YOUR TASK
Your response should be every line from the entries that includes the string "list".

RECORDED INFORMATION

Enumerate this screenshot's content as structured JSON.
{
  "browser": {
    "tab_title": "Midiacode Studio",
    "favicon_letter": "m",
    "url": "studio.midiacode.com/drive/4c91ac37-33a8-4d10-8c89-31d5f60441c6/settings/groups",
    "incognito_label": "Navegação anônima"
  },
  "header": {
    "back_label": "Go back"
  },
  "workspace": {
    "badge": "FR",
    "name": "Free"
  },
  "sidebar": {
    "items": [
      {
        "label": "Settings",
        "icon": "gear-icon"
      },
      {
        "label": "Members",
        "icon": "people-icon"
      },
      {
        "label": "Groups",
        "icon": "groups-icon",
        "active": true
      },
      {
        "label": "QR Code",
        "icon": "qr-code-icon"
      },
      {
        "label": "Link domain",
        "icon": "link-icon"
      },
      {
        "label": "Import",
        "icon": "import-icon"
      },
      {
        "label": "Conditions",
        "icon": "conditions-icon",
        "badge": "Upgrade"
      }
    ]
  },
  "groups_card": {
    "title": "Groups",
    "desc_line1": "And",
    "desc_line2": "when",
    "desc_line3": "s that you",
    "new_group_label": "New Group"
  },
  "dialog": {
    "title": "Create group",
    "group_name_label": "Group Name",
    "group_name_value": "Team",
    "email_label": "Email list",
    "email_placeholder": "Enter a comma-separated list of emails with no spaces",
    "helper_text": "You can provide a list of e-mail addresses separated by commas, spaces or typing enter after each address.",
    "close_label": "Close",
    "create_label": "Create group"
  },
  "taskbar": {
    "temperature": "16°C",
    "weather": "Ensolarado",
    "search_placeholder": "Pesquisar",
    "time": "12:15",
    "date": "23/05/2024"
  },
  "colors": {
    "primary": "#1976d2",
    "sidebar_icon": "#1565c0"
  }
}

ANSWER TO THE PROBLEM
    "email_label": "Email list",
    "email_placeholder": "Enter a comma-separated list of emails with no spaces",
    "helper_text": "You can provide a list of e-mail addresses separated by commas, spaces or typing enter after each address.",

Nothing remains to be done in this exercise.